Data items
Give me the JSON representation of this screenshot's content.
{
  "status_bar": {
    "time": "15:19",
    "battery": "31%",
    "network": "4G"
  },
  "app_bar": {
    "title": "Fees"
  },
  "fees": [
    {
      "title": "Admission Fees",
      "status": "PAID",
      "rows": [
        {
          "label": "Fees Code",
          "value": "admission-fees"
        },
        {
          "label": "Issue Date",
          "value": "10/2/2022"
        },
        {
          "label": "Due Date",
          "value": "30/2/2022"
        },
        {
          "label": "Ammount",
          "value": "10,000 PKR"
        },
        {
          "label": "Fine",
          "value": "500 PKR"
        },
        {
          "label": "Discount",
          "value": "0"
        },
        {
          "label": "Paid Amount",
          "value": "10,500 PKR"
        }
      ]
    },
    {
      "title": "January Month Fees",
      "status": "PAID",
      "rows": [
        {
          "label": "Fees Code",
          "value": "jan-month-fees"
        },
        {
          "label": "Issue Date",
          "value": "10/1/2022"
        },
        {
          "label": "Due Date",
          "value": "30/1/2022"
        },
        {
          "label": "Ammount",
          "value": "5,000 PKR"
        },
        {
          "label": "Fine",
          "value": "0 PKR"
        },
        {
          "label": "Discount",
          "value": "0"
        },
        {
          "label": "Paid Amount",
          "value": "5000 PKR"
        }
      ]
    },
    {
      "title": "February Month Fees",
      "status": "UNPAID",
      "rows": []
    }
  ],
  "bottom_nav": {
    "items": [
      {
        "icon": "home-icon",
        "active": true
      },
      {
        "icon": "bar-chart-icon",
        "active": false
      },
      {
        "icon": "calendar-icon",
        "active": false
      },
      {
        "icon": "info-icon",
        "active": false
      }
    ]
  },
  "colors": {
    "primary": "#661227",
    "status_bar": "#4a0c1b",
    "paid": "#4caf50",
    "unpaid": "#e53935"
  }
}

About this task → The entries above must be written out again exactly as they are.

Written response →
Give me the JSON representation of this screenshot's content.
{
  "status_bar": {
    "time": "15:19",
    "battery": "31%",
    "network": "4G"
  },
  "app_bar": {
    "title": "Fees"
  },
  "fees": [
    {
      "title": "Admission Fees",
      "status": "PAID",
      "rows": [
        {
          "label": "Fees Code",
          "value": "admission-fees"
        },
        {
          "label": "Issue Date",
          "value": "10/2/2022"
        },
        {
          "label": "Due Date",
          "value": "30/2/2022"
        },
        {
          "label": "Ammount",
          "value": "10,000 PKR"
        },
        {
          "label": "Fine",
          "value": "500 PKR"
        },
        {
          "label": "Discount",
          "value": "0"
        },
        {
          "label": "Paid Amount",
          "value": "10,500 PKR"
        }
      ]
    },
    {
      "title": "January Month Fees",
      "status": "PAID",
      "rows": [
        {
          "label": "Fees Code",
          "value": "jan-month-fees"
        },
        {
          "label": "Issue Date",
          "value": "10/1/2022"
        },
        {
          "label": "Due Date",
          "value": "30/1/2022"
        },
        {
          "label": "Ammount",
          "value": "5,000 PKR"
        },
        {
          "label": "Fine",
          "value": "0 PKR"
        },
        {
          "label": "Discount",
          "value": "0"
        },
        {
          "label": "Paid Amount",
          "value": "5000 PKR"
        }
      ]
    },
    {
      "title": "February Month Fees",
      "status": "UNPAID",
      "rows": []
    }
  ],
  "bottom_nav": {
    "items": [
      {
        "icon": "home-icon",
        "active": true
      },
      {
        "icon": "bar-chart-icon",
        "active": false
      },
      {
        "icon": "calendar-icon",
        "active": false
      },
      {
        "icon": "info-icon",
        "active": false
      }
    ]
  },
  "colors": {
    "primary": "#661227",
    "status_bar": "#4a0c1b",
    "paid": "#4caf50",
    "unpaid": "#e53935"
  }
}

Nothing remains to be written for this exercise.